PROMPT = Which lines in the records below mention the word "time"? Copy each one out.

Items from an interface collection =
>>>>
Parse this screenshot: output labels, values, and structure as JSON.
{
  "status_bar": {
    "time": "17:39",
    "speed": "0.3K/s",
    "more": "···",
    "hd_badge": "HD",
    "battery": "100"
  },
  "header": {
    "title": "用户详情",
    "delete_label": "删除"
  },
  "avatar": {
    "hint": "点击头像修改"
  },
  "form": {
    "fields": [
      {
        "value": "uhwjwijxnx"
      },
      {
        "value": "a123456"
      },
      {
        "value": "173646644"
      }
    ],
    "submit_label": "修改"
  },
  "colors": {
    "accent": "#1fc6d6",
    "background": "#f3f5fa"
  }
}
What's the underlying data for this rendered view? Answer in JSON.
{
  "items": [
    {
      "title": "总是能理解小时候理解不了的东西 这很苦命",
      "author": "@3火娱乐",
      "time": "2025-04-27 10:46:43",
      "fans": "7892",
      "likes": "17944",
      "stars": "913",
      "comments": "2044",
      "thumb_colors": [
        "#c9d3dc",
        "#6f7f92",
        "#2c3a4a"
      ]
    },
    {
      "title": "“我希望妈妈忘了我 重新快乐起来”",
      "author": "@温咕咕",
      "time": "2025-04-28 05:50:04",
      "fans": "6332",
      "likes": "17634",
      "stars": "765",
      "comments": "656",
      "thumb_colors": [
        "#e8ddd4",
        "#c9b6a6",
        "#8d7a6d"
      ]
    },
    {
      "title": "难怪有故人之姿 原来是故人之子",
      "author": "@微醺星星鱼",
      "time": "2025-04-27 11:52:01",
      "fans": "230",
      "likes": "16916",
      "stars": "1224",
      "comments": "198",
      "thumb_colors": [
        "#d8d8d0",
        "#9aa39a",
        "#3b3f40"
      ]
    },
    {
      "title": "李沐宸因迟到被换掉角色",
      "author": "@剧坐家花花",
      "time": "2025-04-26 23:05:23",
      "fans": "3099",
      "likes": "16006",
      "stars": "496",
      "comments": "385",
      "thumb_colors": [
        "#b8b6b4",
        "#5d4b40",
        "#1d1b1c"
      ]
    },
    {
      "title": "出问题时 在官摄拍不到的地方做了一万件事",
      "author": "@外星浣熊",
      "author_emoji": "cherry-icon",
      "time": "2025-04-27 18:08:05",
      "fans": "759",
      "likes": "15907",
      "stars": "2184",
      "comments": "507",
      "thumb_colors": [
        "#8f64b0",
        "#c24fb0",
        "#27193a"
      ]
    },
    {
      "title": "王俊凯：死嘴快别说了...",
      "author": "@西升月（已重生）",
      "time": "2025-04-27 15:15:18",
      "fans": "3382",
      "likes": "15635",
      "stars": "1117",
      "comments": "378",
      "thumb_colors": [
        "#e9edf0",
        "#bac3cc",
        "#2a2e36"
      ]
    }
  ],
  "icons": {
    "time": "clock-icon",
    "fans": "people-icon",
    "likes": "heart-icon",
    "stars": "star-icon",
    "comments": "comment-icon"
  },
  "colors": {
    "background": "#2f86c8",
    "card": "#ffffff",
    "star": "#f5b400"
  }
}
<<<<
SOLUTION =
    "time": "17:39",
      "time": "2025-04-27 10:46:43",
      "time": "2025-04-28 05:50:04",
      "time": "2025-04-27 11:52:01",
      "time": "2025-04-26 23:05:23",
      "time": "2025-04-27 18:08:05",
      "time": "2025-04-27 15:15:18",
    "time": "clock-icon",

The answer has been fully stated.